David Brewster was born in Jedburgh, where his father was rector of the local grammar school. At the age of 12 he went to the University of Edinburgh to study, his family thought, for the clergy. Brewster duly obtained his theology degree and qualified to become a church minister. He never did so, however, becoming increasingly interested in the physical properties of light.
Brewster went on to make a series of discoveries, sometimes in parallel with the likes of Etienne Louis Malus and Augustin Fresnel working in France. He was particularly engaged in the areas of the polarisation of light, of refraction and reflection, and the absorption of light. In 1812 he was awarded a degree by Marischal College, Aberdeen and in 1815 he was made a Fellow of the Royal Society of London. He also achieved considerable popular recognition through his invention (or, perhaps, rediscovery) of the kaleidoscope. He also made significant improvements to the stereoscope.
From 1799 Brewster became a regular contributor to the Edinburgh Magazine, and from 1807 he edited the Edinburgh Encyclopedia. He later worked with Robert Jameson on the Edinburgh Philosophical Journal and the Edinburgh Journal of Science. In 1831 he published a short biography of Sir Isaac Newton, before producing the definitive account of the great man's life over 20 years later in 1855. Brewster was instrumental in forming the British Association for the Advancement of Science, and it first met in 1831, the year in which he was knighted for his contribution to science.
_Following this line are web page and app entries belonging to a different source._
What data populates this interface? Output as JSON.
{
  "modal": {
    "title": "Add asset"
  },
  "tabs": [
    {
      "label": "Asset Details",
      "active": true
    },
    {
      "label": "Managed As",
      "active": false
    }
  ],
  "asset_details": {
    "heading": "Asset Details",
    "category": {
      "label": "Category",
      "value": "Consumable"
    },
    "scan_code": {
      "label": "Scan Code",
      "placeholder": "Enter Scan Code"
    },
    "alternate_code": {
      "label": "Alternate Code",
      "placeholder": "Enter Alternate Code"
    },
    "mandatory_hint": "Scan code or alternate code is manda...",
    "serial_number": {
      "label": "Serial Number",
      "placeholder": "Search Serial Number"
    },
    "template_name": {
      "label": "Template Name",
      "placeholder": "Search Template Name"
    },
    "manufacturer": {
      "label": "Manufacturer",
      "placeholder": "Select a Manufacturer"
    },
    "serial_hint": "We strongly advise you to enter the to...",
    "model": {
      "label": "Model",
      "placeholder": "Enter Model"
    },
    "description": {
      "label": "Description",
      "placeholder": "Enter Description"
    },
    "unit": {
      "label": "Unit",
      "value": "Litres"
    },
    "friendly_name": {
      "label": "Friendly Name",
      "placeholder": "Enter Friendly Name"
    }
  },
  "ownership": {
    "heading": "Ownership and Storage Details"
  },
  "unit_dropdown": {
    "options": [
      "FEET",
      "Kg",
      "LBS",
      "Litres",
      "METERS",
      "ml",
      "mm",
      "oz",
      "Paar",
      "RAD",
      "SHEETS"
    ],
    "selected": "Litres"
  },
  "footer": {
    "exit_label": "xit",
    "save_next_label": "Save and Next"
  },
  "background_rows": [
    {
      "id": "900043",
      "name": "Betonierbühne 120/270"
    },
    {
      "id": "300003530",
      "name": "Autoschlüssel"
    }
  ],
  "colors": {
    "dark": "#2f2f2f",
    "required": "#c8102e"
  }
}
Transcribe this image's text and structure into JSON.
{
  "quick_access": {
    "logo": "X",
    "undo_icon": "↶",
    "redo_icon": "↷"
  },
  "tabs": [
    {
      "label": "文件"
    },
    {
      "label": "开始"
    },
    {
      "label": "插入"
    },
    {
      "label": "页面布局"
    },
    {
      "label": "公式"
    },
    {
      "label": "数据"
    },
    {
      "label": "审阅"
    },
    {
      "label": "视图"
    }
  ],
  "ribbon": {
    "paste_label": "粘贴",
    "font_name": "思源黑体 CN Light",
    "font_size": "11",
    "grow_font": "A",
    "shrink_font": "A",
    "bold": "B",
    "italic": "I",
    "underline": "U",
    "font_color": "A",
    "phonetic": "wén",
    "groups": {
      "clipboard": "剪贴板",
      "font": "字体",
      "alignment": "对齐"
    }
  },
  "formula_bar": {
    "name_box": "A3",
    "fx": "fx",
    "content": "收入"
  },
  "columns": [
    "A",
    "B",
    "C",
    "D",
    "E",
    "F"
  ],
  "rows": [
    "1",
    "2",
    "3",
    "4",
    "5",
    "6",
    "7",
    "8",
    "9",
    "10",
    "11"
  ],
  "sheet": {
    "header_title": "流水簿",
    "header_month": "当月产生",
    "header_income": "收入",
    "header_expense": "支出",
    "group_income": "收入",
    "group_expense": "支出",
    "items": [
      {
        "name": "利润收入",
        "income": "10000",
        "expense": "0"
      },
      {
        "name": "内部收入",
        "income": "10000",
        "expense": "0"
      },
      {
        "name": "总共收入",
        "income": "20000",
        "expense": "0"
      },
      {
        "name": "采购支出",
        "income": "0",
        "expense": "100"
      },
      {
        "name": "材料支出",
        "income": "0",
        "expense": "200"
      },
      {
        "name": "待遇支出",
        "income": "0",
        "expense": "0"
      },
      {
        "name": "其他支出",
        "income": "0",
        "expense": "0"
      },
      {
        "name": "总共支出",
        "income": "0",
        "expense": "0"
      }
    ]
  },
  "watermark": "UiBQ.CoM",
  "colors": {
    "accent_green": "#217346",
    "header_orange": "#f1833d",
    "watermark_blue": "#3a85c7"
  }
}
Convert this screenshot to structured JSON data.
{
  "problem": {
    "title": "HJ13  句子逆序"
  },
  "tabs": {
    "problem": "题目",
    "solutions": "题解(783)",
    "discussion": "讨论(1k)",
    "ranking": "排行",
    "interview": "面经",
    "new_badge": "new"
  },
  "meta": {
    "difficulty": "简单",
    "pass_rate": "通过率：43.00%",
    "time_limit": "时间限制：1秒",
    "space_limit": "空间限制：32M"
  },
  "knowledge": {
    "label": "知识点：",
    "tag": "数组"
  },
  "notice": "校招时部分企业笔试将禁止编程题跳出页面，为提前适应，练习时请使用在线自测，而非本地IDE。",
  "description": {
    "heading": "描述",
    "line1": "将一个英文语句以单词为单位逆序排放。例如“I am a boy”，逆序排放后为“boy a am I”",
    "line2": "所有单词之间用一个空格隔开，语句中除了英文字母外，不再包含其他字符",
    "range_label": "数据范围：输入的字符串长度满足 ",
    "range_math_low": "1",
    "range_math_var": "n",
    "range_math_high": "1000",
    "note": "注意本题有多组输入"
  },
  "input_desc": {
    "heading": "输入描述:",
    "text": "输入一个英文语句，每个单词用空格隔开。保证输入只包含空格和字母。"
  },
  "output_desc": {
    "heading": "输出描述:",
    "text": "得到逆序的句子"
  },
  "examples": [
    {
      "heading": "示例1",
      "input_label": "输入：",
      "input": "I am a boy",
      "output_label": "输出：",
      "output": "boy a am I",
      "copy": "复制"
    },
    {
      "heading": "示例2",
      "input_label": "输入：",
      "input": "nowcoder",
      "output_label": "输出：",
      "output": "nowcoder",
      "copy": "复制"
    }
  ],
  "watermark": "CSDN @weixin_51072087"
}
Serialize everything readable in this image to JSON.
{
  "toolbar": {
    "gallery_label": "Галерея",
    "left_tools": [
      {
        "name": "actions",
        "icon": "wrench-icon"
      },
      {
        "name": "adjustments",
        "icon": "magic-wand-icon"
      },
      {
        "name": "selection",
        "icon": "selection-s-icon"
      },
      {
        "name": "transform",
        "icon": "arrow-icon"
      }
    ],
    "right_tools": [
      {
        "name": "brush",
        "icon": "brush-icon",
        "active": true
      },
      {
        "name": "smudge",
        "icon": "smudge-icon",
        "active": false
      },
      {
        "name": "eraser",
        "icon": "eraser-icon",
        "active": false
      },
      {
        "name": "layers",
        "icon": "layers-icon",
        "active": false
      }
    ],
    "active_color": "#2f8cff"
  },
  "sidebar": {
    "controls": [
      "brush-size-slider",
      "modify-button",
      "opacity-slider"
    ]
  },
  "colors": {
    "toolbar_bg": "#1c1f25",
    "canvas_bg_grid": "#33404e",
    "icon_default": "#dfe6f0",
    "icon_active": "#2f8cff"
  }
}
Later in his life he served as President of the British Association; as one of the eight foreign associates of the Institute of France; and as Principal of the University of Edinburgh. He died in 1868.